Change: “Green the Capitol” withers in GOP House
posted at 12:15 pm on February 14, 2011 by Ed Morrissey
Under Nancy Pelosi’s leadership, the House attempted to “Green the Capitol” by changing its operations — and perhaps especially the food service — to reflect enviro-friendly behavior. The result? More cost, more waste, and ironically a higher use of power and emissions of greenhouse gases. Republicans put an end to the pretentious program almost immediately, to bipartisan relief:
But the GOP has succeeded in short order in one critically important venture: getting rid of the “compostable” cornstarch-based knives, forks and spoons that were a universally — and bipartisanly — hated feature of the House cafeteria operation.
The tableware, the color of mucus and as bendable as a pocket watch in a Salvador Dali painting (and thus unable to pierce any foodstuff firmer than the innards of Brie cheese), was the most visible manifestation of recently deposed House Speaker Nancy Pelosi‘s Green the Capitol initiative. That was her carbon-cutting effort to use the food-service and other House operations to fight global warming and a host of other perceived environmental, health and social ills. During the lunchtime rush, you could observe dozens of staffers struggling to stab lettuce leaves and poultry pieces with fork tines that appeared to be double-jointed as well as dull. …
It turns out that the composting program not only cost the House an estimated $475,000 a year (according to the House inspector general) but actually increased energy consumption in the form of “additional energy for the pulping process and the increased hauling distance to the composting facility,” according to a news release from Lungren.
As far as carbon emissions were concerned, Lungren concluded that the reduction was the “nominal … equivalent to removing one car from the road each year.” He plans to switch the House to an alternate waste-management system recommended by the Architect of the Capitol, in which dining-service trash would be incinerated and the heat energy captured.
“Composting releases methane,” said Lungren’s spokesman, Brian Kaveney, and methane gas, as even the most warming-conscious among us have to admit, traps atmospheric heat far more efficiently than carbon dioxide, the usual bugaboo of the climate-change crowd.
Along with the program, the “didactic” signage, according to Charlotte Allen in the Los Angeles Times, has also disappeared.
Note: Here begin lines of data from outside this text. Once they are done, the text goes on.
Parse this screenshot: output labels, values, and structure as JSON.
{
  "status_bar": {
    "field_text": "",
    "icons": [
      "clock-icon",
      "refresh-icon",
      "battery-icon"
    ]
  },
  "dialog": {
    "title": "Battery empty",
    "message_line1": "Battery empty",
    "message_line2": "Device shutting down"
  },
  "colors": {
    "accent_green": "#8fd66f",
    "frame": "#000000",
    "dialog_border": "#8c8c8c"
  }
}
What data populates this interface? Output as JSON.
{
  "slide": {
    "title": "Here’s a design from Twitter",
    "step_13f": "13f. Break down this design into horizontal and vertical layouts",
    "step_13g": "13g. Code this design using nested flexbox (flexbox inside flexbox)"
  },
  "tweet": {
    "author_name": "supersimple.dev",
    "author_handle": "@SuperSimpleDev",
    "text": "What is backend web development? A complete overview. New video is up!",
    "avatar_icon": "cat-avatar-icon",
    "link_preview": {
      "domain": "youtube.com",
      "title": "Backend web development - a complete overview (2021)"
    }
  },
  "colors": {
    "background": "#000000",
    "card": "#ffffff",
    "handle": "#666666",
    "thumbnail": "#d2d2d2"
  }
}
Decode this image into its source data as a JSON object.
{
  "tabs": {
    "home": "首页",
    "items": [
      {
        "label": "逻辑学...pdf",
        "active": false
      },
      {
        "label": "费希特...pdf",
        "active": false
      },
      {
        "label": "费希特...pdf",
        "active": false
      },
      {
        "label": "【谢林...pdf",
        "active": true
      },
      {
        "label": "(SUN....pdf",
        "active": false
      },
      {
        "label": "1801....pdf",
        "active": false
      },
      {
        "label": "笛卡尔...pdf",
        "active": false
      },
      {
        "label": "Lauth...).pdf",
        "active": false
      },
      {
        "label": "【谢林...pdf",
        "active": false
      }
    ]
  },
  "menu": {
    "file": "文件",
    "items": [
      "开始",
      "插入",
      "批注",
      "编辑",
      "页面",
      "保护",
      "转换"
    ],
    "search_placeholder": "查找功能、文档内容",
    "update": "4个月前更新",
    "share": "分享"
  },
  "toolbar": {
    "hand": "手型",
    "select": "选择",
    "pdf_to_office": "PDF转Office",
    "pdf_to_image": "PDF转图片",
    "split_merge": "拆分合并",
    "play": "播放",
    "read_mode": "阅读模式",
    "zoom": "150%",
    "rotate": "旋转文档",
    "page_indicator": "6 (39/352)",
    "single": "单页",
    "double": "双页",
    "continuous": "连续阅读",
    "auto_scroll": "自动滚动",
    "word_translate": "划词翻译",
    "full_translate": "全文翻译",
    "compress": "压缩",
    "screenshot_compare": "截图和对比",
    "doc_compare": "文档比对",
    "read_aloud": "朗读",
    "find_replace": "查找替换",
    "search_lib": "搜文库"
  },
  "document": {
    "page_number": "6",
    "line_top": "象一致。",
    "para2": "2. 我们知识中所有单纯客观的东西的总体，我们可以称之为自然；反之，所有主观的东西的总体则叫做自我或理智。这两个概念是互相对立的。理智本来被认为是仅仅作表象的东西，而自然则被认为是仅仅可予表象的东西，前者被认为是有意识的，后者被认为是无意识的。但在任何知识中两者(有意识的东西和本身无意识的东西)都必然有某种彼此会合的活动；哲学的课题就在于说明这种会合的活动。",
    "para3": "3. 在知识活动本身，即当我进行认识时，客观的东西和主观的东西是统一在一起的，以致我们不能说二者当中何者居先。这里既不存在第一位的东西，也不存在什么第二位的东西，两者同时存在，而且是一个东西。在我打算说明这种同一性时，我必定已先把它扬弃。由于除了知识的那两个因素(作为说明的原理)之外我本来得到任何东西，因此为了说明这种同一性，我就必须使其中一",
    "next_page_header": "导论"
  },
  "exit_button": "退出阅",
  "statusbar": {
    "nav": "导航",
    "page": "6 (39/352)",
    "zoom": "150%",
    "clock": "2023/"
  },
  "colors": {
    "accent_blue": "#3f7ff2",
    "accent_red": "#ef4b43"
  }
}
Pelosi’s project installed all sorts of lecturing signs, assuring consumers at the cafeteria that the hamburger was “humanely raised,” and that eggs were “cage-free.” The menu also featured “turkey escubeche,” which left eaters wondering exactly what the cafeteria served — and the prices seemed to increase along with the syllables of the menu items.
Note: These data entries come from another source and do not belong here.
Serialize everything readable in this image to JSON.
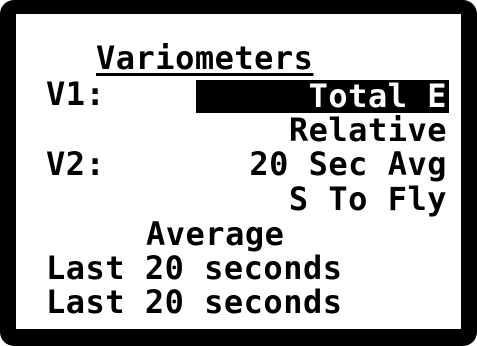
{
  "screen": {
    "title": "Variometers",
    "v1": {
      "label": "V1:",
      "value": "Total E",
      "option2": "Relative"
    },
    "v2": {
      "label": "V2:",
      "value": "20 Sec Avg",
      "option2": "S To Fly"
    },
    "average": {
      "heading": "Average",
      "line1": "Last 20 seconds",
      "line2": "Last 20 seconds"
    }
  },
  "colors": {
    "background": "#ffffff",
    "foreground": "#000000",
    "highlight_bg": "#000000",
    "highlight_fg": "#ffffff"
  }
}
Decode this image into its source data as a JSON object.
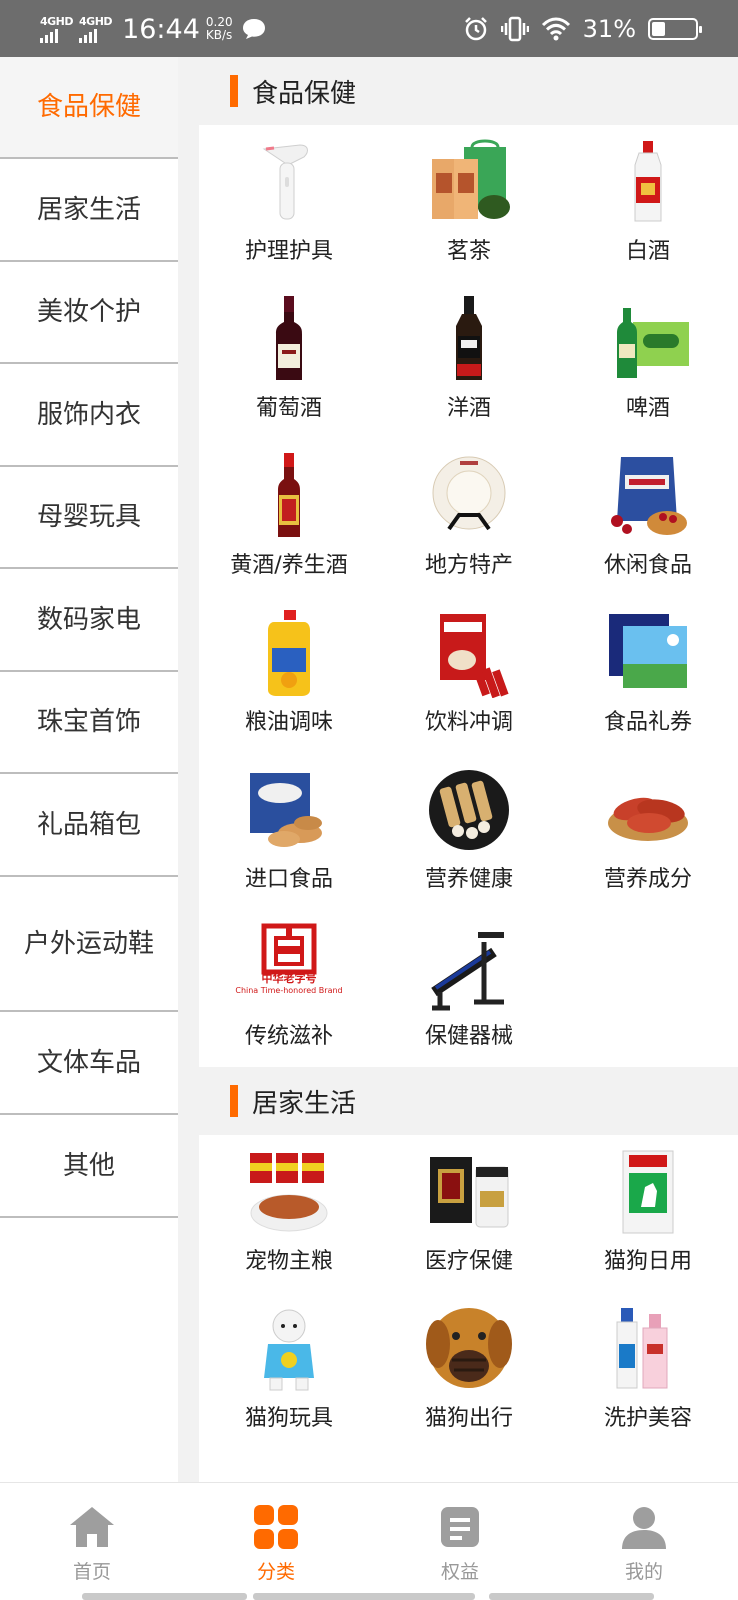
{
  "status_bar": {
    "network_1": "4GHD",
    "network_2": "4GHD",
    "time": "16:44",
    "speed_value": "0.20",
    "speed_unit": "KB/s",
    "battery_text": "31%",
    "battery_level": 0.31
  },
  "sidebar": {
    "items": [
      {
        "label": "食品保健"
      },
      {
        "label": "居家生活"
      },
      {
        "label": "美妆个护"
      },
      {
        "label": "服饰内衣"
      },
      {
        "label": "母婴玩具"
      },
      {
        "label": "数码家电"
      },
      {
        "label": "珠宝首饰"
      },
      {
        "label": "礼品箱包"
      },
      {
        "label": "户外运动鞋"
      },
      {
        "label": "文体车品"
      },
      {
        "label": "其他"
      }
    ]
  },
  "sections": [
    {
      "title": "食品保健",
      "items": [
        {
          "label": "护理护具",
          "icon": "hair-removal-device-image"
        },
        {
          "label": "茗茶",
          "icon": "tea-gift-box-image"
        },
        {
          "label": "白酒",
          "icon": "baijiu-bottle-image"
        },
        {
          "label": "葡萄酒",
          "icon": "wine-bottle-image"
        },
        {
          "label": "洋酒",
          "icon": "whiskey-bottle-image"
        },
        {
          "label": "啤酒",
          "icon": "beer-crate-image"
        },
        {
          "label": "黄酒/养生酒",
          "icon": "yellow-wine-bottle-image"
        },
        {
          "label": "地方特产",
          "icon": "tea-cake-image"
        },
        {
          "label": "休闲食品",
          "icon": "craisins-snack-image"
        },
        {
          "label": "粮油调味",
          "icon": "cooking-oil-image"
        },
        {
          "label": "饮料冲调",
          "icon": "nescafe-coffee-image"
        },
        {
          "label": "食品礼券",
          "icon": "gift-voucher-image"
        },
        {
          "label": "进口食品",
          "icon": "danish-cookies-image"
        },
        {
          "label": "营养健康",
          "icon": "sesame-bars-image"
        },
        {
          "label": "营养成分",
          "icon": "sweet-potato-image"
        },
        {
          "label": "传统滋补",
          "icon": "time-honored-brand-logo-image"
        },
        {
          "label": "保健器械",
          "icon": "sit-up-bench-image"
        }
      ]
    },
    {
      "title": "居家生活",
      "items": [
        {
          "label": "宠物主粮",
          "icon": "pet-food-cans-image"
        },
        {
          "label": "医疗保健",
          "icon": "medicine-box-image"
        },
        {
          "label": "猫狗日用",
          "icon": "dog-food-bag-image"
        },
        {
          "label": "猫狗玩具",
          "icon": "dog-clothes-image"
        },
        {
          "label": "猫狗出行",
          "icon": "dog-muzzle-image"
        },
        {
          "label": "洗护美容",
          "icon": "shampoo-bottles-image"
        }
      ]
    }
  ],
  "brand_logo_text": "中华老字号",
  "brand_logo_subtext": "China Time-honored Brand",
  "bottom_nav": [
    {
      "label": "首页",
      "icon": "home-icon"
    },
    {
      "label": "分类",
      "icon": "category-icon"
    },
    {
      "label": "权益",
      "icon": "benefits-icon"
    },
    {
      "label": "我的",
      "icon": "profile-icon"
    }
  ],
  "colors": {
    "accent": "#ff6a00",
    "status_bar": "#6d6d6d",
    "nav_inactive": "#999999"
  }
}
Eating has returned now to its previous purpose of feeding people rather than lecturing them on tastes and energy policy, and costs have returned to normal as well. But the exercise did have its value. It showed that far from looking to deliver cheaper, cleaner, and more reliable energy resources, the “green” movement instead exists to lecture people not just on energy consumption but on a wide range of lifestyle choices. It is much more efficient at distributing condescension than actual energy, and hypocrisy over tangible results.